Zeedman

Garden Addicted
Joined
Dec 10, 2016
Messages
2,087
Reaction score
4,975
Points
257
Location
East-central Wisconsin
I'm so glad you posted this. One of my gardens was partly dedicated to soybeans, about 1/3 of it. I planted Gaia, Chiba, Grand Forks, Black Jet, Hokkaido Black & Sayamusume. I have watched in near horror this past week to see the shortage of sprouts appearing. Some of this seed was from last year, so very fresh. I just couldn't believe it and had no idea what to attribute it to. I haven't a single sprout for 3 of them. It's discouraging. 😔
I feel a wee bit better knowing that this may in fact be tied to the weather, and not some kind of soy malediction. I planted only exactly what I would grow, and didn't double up, 'cause I didn't trust that I'd be able to tear out the extras. Big mistake to have done it that way this year. Well, on the bright side, the few that do come up will have a fast maturity with all that space to themselves.
Ironically, Hokkaido Black was one of those affected for me as well. :( Only 4 sprouts out of a 15-foot row (which is at least better than the three completely dead plantings). That is especially surprising given that I over-sow heavily, and usually need to thin quite a few. T-239, a 2012 soybean which had poorer germination test results than Hokkaido Black, still needed to be thinned by 1/2.

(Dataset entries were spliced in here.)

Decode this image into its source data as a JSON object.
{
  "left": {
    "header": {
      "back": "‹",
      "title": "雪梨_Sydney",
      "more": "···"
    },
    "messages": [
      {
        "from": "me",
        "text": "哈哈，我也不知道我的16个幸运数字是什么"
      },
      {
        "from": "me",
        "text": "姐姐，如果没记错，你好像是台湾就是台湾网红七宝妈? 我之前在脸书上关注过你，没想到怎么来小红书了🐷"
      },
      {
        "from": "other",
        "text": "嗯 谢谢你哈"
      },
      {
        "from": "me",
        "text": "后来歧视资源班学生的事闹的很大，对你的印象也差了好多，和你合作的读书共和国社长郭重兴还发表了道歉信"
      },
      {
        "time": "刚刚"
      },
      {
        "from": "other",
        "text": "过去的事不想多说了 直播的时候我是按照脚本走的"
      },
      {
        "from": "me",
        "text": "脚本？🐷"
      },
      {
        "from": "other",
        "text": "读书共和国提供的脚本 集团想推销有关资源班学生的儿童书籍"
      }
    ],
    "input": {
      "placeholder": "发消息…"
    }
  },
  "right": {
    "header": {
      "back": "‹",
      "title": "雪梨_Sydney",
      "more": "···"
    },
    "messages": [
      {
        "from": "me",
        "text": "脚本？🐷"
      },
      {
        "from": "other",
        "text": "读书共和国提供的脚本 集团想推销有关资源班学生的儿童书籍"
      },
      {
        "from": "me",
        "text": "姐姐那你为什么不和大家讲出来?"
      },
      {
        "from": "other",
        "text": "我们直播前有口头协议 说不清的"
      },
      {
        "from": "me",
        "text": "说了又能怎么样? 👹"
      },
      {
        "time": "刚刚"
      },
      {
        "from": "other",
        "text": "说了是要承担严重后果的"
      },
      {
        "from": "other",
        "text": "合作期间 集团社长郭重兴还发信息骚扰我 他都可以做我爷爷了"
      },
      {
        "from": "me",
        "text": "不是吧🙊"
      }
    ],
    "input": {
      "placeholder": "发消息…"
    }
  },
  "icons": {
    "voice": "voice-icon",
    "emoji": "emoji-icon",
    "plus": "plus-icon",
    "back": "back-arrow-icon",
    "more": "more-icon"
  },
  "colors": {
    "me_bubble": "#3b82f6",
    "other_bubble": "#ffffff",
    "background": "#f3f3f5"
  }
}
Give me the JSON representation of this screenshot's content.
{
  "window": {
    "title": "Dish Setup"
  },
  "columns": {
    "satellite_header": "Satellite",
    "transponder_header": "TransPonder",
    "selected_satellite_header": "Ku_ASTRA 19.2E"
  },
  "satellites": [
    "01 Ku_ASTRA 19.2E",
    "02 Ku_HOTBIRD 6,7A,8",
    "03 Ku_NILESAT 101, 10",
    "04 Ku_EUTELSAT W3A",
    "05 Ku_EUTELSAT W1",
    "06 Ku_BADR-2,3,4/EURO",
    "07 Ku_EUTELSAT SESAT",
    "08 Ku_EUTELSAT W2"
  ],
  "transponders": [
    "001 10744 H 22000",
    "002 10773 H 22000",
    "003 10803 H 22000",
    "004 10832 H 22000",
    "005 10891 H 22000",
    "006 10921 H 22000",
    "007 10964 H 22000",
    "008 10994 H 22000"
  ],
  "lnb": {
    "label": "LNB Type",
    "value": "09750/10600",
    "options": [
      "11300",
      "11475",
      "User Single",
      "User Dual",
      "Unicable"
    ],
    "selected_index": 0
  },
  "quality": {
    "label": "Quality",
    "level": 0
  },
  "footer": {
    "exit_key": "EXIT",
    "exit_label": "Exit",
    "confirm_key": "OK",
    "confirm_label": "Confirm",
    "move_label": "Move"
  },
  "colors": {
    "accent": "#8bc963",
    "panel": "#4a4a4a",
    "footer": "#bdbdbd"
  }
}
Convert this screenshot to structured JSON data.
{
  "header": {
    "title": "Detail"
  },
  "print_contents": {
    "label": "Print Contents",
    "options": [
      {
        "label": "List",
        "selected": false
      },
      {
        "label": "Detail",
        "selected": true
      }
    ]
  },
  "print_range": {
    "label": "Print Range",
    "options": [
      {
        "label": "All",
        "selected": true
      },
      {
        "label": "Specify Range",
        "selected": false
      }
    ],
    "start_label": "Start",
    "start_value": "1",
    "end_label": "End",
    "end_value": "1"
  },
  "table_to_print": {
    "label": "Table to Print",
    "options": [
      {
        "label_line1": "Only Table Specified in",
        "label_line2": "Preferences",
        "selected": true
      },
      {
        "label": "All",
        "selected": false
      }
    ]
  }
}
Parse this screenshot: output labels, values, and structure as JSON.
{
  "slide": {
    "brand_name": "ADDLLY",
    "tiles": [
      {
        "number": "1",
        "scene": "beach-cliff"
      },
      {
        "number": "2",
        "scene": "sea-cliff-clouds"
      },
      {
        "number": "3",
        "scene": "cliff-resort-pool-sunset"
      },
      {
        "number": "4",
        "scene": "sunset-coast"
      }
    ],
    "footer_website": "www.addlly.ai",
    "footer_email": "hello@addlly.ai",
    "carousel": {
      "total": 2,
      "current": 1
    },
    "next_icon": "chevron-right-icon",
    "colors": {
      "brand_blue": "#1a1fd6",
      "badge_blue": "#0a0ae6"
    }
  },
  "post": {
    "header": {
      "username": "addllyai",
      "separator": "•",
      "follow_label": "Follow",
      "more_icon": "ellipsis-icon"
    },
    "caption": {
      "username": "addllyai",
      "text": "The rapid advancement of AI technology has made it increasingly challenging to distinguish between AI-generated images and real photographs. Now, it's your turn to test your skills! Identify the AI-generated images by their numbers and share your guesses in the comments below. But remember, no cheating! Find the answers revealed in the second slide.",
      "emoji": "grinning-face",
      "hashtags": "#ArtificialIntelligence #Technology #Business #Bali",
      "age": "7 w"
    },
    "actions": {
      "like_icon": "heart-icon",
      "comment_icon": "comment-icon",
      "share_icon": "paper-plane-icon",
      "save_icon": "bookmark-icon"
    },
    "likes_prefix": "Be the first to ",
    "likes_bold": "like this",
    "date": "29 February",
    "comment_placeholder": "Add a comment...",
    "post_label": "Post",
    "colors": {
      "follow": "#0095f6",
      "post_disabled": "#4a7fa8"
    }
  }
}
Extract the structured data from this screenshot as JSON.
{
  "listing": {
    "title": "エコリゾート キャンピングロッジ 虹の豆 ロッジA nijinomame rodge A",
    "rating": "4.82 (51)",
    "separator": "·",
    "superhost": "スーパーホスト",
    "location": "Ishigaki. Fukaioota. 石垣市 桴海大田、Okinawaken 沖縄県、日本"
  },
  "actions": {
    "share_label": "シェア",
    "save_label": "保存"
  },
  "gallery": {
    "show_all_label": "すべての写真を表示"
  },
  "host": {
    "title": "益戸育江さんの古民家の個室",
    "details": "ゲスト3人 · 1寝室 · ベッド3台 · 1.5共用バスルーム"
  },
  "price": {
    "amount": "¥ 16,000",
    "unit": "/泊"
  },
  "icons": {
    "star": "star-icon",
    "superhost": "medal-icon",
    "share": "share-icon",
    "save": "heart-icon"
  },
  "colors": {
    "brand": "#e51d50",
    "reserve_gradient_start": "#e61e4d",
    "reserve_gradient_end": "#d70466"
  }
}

Today I dug in all of the soybean rows affected, and found only rotten seed - no sprouting at all. That in itself is odd, because with older seed, I expect to see staggered germination over at least a 10-14 day period. That was the case for the 2012 rescue soybeans started in pots this year, some emerging as much as 3 weeks after the first sprouts... and when I dumped out the empty pots, there were still some living seeds which had not yet emerged. That there was no sign of life at all in the empty rows seems to indicate that the seed was completely destroyed after planting (probably by high soil temperatures).

One of the things which frustrates me is that two of the varieties (Hokkaido Black and Saint Ita) are not in the USDA soybean database, so I was looking forward to measuring & recording their characteristics. Both are also old & nearly dead, so I will attempt to plant Saint Ita again & hope for the best. The other two varieties, Sapporo Midori (which was supposed to be the main edamame crop) and Pando, have short DTM's; so provided that the second planting germinates, I should be able to get some seed. The weather has cooled into the upper 70's this week, so I'm cautiously optimistic.
 

Latest posts

Top